DATA SHOWN: Begin

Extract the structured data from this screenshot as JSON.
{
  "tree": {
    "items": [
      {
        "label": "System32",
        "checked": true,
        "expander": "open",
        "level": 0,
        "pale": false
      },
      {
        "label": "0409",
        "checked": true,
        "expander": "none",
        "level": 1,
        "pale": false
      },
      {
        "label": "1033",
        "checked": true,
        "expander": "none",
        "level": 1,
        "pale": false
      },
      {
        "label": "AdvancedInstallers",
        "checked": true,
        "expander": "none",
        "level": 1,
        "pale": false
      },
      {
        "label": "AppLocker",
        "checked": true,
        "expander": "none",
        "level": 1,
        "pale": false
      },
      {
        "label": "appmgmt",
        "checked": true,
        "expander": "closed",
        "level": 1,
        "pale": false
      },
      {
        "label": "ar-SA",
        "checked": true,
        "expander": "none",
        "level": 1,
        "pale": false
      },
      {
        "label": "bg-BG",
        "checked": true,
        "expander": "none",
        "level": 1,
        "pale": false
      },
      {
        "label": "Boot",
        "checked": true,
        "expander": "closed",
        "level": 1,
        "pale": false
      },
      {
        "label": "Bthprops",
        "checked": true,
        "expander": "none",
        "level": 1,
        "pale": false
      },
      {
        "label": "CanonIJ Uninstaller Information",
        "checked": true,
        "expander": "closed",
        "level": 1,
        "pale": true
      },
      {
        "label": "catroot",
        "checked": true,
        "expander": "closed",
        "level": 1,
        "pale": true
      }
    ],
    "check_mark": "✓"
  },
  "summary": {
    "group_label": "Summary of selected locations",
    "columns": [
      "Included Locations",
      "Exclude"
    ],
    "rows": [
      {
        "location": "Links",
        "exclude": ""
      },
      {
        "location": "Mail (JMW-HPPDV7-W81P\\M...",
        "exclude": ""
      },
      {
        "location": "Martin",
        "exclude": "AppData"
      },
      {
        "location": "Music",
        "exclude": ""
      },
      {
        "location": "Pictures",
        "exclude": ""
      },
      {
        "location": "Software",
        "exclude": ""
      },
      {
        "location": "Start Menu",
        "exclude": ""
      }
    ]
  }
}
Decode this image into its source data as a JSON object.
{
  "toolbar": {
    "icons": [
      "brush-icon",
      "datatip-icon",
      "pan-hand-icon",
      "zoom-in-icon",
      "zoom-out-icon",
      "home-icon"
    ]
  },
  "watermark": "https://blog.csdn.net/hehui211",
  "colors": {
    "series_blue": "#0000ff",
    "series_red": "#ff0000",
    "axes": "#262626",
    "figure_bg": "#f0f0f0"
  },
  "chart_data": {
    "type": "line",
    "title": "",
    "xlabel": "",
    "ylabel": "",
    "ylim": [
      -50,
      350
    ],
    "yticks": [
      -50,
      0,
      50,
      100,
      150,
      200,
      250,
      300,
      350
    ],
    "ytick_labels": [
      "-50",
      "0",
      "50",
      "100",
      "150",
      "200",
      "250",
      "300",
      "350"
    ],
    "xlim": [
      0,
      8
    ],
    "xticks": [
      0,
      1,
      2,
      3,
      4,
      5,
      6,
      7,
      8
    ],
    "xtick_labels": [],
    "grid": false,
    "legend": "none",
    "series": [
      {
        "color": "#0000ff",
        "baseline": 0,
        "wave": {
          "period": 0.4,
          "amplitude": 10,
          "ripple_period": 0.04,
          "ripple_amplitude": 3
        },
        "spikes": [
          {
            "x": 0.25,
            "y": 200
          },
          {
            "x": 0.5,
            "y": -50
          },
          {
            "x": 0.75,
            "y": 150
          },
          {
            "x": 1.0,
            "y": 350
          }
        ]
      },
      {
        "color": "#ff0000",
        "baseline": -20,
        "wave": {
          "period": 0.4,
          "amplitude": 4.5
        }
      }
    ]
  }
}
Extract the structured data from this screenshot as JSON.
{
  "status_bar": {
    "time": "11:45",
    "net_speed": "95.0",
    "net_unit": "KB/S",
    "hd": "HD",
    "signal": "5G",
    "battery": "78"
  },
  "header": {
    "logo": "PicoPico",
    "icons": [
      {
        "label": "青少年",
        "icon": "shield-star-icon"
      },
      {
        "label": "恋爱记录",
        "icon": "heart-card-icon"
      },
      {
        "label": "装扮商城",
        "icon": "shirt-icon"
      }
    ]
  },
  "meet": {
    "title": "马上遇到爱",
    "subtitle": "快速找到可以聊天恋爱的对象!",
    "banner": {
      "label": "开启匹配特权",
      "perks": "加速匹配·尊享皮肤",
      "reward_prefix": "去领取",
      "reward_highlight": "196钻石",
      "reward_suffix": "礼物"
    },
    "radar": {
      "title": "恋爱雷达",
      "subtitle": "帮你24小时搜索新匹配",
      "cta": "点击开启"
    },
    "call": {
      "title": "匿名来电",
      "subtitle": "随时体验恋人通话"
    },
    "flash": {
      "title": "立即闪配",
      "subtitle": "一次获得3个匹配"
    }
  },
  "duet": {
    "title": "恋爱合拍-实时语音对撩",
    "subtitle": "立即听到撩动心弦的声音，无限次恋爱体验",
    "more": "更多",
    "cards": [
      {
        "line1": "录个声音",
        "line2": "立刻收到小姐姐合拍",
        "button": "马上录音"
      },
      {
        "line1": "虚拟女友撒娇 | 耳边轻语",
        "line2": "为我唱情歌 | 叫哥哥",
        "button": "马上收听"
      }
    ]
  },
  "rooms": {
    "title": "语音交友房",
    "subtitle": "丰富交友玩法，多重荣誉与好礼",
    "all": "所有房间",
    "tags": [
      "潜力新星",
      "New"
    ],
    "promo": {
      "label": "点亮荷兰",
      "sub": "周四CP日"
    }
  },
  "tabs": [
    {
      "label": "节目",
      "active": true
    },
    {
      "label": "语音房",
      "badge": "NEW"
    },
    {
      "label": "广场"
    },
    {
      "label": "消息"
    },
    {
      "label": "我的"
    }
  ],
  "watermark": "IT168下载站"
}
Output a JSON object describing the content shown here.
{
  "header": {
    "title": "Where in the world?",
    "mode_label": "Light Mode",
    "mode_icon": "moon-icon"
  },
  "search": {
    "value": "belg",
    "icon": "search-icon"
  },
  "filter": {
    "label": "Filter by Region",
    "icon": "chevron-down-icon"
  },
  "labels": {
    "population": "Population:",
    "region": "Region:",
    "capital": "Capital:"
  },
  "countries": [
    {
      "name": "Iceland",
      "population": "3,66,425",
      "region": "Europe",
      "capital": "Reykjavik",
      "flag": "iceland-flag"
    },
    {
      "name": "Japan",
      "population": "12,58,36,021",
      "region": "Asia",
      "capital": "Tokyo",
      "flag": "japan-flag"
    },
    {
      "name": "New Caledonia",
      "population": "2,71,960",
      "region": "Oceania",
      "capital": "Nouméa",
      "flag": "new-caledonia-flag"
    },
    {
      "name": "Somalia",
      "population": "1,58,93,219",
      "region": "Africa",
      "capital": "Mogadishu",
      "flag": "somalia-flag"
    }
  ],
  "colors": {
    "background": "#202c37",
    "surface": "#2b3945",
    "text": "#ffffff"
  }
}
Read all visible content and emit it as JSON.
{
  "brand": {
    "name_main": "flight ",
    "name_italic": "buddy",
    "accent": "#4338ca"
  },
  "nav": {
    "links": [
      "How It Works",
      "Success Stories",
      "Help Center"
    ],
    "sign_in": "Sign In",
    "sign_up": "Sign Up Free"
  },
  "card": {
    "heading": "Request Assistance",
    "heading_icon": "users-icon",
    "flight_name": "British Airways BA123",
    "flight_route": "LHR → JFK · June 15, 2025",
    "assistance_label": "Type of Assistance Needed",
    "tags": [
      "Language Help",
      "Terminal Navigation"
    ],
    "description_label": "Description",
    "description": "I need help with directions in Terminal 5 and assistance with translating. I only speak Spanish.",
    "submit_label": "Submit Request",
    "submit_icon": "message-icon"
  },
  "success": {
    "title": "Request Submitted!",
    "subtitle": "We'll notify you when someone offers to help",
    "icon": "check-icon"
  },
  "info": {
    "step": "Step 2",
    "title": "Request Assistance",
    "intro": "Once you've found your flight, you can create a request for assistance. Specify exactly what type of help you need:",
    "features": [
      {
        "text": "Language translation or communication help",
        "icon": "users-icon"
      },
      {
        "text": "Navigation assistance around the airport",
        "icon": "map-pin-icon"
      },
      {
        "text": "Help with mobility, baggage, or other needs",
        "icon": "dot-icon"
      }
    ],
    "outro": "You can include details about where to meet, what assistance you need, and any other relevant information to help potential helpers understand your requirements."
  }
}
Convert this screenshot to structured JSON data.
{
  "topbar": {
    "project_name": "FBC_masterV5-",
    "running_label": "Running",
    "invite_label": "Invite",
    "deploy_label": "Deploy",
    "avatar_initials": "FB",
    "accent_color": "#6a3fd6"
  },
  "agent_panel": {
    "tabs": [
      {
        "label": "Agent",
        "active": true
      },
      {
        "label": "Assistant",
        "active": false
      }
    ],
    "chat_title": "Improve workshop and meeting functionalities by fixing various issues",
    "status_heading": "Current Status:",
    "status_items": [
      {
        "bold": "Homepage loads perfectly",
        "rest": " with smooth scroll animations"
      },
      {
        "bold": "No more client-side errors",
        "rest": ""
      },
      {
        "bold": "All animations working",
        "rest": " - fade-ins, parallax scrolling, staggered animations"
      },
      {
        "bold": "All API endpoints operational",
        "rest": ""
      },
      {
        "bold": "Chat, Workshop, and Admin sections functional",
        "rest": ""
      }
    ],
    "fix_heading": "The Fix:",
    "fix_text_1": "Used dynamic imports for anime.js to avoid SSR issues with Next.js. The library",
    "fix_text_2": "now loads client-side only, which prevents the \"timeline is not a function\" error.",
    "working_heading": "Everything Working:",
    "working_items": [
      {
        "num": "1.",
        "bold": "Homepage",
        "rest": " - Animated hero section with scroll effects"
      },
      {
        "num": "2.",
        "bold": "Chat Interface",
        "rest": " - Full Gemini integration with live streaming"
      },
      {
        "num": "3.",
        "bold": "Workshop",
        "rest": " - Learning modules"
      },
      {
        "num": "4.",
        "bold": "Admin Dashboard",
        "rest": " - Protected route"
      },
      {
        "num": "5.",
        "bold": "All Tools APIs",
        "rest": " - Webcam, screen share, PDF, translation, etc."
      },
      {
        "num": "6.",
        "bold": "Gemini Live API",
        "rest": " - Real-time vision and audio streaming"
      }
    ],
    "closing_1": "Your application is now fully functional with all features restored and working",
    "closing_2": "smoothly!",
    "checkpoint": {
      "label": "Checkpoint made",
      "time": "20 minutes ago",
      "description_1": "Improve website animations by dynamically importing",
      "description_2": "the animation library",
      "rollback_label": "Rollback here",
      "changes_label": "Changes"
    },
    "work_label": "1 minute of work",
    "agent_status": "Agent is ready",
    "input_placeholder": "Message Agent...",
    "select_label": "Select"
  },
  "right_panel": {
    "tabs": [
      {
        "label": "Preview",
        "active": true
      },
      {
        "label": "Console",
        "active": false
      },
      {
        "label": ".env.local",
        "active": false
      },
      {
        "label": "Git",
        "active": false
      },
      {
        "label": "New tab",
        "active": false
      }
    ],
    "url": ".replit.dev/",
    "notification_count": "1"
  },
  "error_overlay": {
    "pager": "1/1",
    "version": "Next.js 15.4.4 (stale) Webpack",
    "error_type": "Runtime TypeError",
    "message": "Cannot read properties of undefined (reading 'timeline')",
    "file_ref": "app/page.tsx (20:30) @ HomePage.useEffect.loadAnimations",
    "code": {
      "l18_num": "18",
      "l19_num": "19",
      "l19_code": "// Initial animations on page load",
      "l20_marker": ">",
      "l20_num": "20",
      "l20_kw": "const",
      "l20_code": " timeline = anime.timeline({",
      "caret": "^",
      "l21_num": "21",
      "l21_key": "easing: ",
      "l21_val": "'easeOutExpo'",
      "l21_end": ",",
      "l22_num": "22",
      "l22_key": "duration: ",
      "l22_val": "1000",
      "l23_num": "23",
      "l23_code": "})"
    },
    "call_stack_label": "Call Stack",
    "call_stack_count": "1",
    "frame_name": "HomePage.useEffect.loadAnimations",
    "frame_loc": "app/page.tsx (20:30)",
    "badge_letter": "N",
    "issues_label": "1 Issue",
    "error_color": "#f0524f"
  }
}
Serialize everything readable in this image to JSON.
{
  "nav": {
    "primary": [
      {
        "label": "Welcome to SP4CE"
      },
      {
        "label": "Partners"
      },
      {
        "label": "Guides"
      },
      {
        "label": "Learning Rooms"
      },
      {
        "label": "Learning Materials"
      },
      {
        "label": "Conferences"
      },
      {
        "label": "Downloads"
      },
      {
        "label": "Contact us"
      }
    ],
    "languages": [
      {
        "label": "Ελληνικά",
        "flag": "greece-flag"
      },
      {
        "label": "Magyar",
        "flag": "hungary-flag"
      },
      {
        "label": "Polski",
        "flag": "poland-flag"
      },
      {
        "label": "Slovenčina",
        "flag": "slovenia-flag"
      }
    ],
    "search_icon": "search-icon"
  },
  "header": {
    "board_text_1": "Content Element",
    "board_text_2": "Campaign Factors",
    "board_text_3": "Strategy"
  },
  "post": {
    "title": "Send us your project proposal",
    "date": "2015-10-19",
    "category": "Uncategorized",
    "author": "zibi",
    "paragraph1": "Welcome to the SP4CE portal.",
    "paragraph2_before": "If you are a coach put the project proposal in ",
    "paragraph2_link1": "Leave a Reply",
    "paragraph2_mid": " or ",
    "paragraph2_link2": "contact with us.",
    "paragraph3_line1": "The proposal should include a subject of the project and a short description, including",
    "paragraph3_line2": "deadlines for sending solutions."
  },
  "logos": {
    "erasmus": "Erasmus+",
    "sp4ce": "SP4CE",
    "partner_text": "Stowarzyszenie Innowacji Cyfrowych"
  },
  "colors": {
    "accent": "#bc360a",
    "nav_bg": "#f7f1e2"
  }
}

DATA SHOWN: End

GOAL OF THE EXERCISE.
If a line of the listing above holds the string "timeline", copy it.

SOLUTION TO THE EXERCISE.
    "fix_text_2": "now loads client-side only, which prevents the \"timeline is not a function\" error.",
    "message": "Cannot read properties of undefined (reading 'timeline')",
      "l20_code": " timeline = anime.timeline({",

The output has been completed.